**WHAT YOU NEED TO DO:**
Find how many lines in the data below mention "name". Give the number only.

Source records
- - - - - - -

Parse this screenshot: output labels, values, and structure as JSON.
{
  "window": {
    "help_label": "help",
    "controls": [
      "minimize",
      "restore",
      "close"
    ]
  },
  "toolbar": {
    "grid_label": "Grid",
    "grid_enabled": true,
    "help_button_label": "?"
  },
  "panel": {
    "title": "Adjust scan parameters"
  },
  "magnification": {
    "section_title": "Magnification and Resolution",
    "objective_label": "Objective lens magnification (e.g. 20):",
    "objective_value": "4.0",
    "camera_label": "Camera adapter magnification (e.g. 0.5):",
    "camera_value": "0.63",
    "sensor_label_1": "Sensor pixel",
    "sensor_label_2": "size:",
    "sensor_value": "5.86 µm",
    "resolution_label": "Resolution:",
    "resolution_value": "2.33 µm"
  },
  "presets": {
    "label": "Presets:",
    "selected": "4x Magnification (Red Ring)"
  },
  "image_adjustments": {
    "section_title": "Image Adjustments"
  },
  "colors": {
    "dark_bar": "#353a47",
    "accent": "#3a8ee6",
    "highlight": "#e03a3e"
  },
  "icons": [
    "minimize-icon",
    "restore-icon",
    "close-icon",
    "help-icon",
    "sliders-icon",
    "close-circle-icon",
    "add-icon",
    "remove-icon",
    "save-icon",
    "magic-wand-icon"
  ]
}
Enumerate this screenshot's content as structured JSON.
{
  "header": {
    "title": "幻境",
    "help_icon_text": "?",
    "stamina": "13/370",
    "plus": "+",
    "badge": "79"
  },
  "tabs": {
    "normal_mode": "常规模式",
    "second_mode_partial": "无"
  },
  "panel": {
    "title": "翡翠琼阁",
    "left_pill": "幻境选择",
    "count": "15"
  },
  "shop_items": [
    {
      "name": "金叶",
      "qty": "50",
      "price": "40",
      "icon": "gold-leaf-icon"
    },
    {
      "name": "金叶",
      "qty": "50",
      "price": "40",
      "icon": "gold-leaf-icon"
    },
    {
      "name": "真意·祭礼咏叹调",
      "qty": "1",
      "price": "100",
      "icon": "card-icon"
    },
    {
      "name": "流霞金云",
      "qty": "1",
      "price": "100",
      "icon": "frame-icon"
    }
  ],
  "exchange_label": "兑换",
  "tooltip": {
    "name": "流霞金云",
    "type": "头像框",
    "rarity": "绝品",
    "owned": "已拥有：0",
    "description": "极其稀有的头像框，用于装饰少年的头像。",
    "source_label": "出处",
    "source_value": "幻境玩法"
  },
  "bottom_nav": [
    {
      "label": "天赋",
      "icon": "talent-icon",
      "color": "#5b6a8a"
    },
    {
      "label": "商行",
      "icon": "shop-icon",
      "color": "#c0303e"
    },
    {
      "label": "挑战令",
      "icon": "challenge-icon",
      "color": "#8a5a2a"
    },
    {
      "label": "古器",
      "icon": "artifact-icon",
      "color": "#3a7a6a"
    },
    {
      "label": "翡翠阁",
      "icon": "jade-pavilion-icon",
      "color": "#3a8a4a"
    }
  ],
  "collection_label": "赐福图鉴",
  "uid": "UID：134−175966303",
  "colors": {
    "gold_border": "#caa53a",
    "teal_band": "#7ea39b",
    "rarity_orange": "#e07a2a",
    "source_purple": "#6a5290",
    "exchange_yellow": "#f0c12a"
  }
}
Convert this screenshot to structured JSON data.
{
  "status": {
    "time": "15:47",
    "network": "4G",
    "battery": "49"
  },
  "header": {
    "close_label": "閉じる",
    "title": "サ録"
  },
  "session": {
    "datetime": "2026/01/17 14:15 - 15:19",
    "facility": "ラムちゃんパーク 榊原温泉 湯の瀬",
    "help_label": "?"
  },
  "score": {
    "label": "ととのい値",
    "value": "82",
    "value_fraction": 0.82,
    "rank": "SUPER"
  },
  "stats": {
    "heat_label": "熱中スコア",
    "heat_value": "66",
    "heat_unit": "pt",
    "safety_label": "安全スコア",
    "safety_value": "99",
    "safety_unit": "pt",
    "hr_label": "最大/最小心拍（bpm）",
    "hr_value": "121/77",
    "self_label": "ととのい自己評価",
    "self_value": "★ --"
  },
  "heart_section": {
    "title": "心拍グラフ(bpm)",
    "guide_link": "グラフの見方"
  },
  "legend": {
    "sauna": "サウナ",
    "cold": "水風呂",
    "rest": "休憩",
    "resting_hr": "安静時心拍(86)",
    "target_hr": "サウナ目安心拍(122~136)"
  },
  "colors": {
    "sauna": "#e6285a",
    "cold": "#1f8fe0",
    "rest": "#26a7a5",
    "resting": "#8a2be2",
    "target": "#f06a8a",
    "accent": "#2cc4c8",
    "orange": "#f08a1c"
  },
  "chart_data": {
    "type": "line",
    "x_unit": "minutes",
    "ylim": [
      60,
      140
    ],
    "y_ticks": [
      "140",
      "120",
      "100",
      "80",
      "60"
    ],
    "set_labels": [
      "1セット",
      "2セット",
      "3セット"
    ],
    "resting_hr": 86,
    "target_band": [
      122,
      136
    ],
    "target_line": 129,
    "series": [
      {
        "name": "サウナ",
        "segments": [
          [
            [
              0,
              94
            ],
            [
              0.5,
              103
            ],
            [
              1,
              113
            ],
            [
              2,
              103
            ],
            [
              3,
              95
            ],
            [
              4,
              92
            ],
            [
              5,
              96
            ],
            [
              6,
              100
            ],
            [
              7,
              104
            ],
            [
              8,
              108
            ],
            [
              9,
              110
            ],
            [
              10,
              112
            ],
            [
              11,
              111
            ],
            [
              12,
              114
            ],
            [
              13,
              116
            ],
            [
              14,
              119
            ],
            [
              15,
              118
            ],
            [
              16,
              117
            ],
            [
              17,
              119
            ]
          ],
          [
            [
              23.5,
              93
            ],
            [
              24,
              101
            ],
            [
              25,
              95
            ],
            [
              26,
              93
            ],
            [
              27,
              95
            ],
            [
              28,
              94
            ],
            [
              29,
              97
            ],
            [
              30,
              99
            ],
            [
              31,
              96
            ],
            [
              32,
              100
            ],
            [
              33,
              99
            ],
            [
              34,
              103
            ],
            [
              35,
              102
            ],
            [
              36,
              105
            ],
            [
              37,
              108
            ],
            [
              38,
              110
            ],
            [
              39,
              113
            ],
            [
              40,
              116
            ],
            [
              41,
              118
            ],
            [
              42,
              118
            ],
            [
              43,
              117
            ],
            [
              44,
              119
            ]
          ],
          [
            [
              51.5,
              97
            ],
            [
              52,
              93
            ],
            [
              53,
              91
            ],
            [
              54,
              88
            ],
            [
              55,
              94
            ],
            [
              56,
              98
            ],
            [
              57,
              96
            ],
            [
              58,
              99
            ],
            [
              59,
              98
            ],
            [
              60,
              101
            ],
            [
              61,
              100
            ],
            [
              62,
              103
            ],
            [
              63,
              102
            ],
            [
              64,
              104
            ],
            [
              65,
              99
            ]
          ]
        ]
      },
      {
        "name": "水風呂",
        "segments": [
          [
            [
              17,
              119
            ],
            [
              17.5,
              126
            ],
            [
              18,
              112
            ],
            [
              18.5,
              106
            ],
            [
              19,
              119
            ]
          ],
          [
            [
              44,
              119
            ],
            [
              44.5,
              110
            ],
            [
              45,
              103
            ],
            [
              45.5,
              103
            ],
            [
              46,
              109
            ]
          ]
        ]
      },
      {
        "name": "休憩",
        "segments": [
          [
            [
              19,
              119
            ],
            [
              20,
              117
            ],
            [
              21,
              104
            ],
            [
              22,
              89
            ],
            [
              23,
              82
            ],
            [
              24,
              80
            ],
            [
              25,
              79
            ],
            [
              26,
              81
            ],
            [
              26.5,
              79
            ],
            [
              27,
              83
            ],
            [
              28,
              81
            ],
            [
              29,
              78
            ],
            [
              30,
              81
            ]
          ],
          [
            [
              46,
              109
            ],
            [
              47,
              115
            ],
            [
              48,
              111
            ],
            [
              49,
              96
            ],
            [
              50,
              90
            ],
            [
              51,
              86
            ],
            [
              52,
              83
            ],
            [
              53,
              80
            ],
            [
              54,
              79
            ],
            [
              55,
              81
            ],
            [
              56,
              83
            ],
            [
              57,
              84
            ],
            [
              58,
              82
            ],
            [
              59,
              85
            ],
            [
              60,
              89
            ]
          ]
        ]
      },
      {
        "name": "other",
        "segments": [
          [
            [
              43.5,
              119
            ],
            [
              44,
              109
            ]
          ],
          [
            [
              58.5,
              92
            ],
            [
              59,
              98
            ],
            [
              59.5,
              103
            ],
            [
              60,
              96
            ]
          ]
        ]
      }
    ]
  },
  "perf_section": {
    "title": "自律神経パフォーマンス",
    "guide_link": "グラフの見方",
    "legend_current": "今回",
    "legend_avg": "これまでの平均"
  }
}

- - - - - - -

**TASK OUTPUT:**
9